Since the November election, Trump has repeatedly alleged that the election was tainted by widespread fraud, and has claimed that Vice President Pence, who presided over the joint session in Congress on Wednesday, had the ability to overturn the election results.
The role of the vice president during Congress's certification of election is largely ceremonial. In addition, federal election officials have stated that the 2020 election was secure and that they have found no evidence of widespread voter fraud.
Lawmakers have also called for Trump’s removal through either the 25th Amendment or impeachment, and several members of the Trump administration have resigned from their posts following the riots.
On Thursday, Transportation Secretary Elaine ChaoElaine ChaoHogan won't say if he will file to run for Senate by Feb. 22 deadline Top Republicans pressing Hogan to run for Senate Biden returns restores tradition, returning to Kennedy Center Honors MORE announced that she will resign from her position effective Jan. 11.
Acting Department of Homeland Security Secretary Chad WolfChad WolfCawthorn 'likely' violated rules by bringing candidate on House floor After a year of blatant ethics violations, Congress must reform corruption laws Jan. 6 committee subpoenas Stephen Miller, Kayleigh McEnany MORE called on Trump to strongly condemn the violence that took place in Congress. Following his call on the president, the White House announced that it was withdrawing its nomination for Wolf to serve permanently in the position.
In his statement Thursday, Miller did not address the actions of the president, but instead praised Defense Department personnel.
“Our Republic may have been disrupted yesterday, but the resolve of our legislators to conduct the people’s business did not waver.
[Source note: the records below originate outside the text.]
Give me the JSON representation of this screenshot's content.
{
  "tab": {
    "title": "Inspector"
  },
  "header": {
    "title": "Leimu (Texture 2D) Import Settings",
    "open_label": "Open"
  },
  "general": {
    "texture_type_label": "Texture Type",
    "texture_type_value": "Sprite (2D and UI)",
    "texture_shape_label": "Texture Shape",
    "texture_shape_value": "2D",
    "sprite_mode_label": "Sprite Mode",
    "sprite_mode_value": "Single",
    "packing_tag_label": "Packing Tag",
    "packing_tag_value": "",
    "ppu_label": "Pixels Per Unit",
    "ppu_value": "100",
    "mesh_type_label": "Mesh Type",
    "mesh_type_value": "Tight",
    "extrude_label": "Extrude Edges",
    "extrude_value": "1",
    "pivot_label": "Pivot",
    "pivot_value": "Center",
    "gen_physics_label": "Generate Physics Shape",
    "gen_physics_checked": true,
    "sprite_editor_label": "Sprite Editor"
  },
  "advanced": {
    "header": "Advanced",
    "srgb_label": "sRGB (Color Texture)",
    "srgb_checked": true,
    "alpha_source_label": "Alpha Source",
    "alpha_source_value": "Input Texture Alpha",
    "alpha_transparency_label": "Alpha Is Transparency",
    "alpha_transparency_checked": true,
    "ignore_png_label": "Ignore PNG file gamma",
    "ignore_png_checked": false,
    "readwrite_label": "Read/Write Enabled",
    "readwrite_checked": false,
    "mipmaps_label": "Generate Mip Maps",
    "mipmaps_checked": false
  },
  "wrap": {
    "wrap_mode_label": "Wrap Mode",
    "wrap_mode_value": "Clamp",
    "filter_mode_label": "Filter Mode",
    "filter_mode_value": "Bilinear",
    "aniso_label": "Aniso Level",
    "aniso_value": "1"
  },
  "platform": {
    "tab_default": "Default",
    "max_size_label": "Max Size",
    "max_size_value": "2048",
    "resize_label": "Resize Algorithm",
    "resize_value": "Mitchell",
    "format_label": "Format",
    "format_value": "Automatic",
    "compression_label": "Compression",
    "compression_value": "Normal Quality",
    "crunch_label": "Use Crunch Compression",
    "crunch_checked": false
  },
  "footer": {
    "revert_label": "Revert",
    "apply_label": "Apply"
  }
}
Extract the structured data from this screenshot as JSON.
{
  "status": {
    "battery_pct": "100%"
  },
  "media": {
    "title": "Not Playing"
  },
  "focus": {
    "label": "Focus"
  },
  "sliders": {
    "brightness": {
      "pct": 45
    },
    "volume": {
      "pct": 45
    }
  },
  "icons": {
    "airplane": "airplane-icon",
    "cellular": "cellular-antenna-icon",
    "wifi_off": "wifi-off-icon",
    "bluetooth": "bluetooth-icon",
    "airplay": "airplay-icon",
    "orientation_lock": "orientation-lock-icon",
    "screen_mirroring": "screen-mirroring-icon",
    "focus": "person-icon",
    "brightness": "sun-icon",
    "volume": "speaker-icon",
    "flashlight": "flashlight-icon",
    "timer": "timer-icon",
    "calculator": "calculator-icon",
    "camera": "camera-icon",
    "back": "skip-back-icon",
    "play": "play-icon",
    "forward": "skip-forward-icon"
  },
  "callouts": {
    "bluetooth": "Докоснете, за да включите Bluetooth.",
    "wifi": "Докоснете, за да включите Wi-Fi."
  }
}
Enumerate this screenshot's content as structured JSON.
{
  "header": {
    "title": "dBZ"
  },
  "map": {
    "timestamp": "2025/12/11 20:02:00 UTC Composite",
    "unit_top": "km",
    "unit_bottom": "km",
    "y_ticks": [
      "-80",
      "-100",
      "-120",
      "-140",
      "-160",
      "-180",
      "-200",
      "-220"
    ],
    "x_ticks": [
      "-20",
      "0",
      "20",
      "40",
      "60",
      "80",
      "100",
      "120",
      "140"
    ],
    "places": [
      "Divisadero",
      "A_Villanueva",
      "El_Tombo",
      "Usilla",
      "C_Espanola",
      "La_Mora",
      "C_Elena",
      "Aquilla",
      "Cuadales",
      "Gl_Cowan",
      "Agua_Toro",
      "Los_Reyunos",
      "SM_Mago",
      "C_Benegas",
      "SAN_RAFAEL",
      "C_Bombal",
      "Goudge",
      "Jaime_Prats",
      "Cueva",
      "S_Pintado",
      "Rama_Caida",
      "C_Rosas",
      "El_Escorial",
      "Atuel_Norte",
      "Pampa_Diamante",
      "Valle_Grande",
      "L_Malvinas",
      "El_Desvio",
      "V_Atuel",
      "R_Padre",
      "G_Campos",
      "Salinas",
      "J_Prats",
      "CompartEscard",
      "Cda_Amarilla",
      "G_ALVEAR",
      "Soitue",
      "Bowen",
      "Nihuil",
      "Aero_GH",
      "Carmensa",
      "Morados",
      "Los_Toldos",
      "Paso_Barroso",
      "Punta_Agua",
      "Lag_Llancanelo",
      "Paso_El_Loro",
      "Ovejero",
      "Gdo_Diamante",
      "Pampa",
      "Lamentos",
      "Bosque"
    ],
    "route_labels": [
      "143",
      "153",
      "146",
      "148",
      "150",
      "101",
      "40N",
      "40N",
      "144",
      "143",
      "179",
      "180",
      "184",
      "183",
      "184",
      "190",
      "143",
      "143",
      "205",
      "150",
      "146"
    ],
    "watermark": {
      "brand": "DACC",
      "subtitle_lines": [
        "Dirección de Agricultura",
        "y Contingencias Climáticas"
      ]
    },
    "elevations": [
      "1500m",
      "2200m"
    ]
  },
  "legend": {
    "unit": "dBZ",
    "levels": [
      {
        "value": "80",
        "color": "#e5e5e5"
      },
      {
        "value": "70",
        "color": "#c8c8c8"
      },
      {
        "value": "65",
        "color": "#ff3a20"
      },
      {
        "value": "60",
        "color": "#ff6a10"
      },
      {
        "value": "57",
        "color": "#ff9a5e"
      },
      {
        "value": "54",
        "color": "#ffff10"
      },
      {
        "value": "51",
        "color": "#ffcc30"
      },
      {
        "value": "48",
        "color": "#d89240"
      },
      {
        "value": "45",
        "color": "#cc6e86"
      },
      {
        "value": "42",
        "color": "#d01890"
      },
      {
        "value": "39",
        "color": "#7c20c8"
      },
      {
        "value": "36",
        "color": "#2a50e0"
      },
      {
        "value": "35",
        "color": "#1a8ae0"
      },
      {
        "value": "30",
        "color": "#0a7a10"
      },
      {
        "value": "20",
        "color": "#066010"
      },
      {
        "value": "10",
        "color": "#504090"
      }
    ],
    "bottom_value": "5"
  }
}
Due to their efforts, supported by local and federal law enforcement and the National Guard, the attempts of those who tried to stop our government from functioning failed,” Miller said.
Several of Trump’s former top Pentagon officials spoke out Wednesday, including former Defense Secretary James MattisJames Norman MattisTrump's 'Enemies List' — end of year edition The US can't go back to business as usual with Pakistan The Hill's Morning Report - Presented by Facebook - Senate nears surprise deal on short-term debt ceiling hike MORE, who directly blamed Trump.
“Today's violent assault on our Capitol, an effort to subjugate American democracy by mob rule, was fomented by Mr. Trump,” Mattis said in a statement to several news outlets.
“His use of the presidency to destroy trust in our election and to poison our respect for fellow citizens has been enabled by pseudo political leaders whose names will live in infamy as profiles in cowardice,” Mattis added.
And former Joint Chiefs of Staff Chairman retired Gen. Joseph Dunford, who until 2019 was Trump’s top military adviser, faulted “leaders who have continued to undermine a peaceful transition.”
Mark EsperMark EsperThe Hill's Morning Report - Presented by Facebook - Biden to update Americans on omicron; Congress back Former defense secretary Esper sues Pentagon in memoir dispute Overnight Defense & National Security — Presented by Boeing — Major Russia weapons test stokes tensions MORE, who Trump fired as Defense secretary shortly after November’s election, also blamed “partisan misinformation and patently false claims about the election” for inspiring the attacks.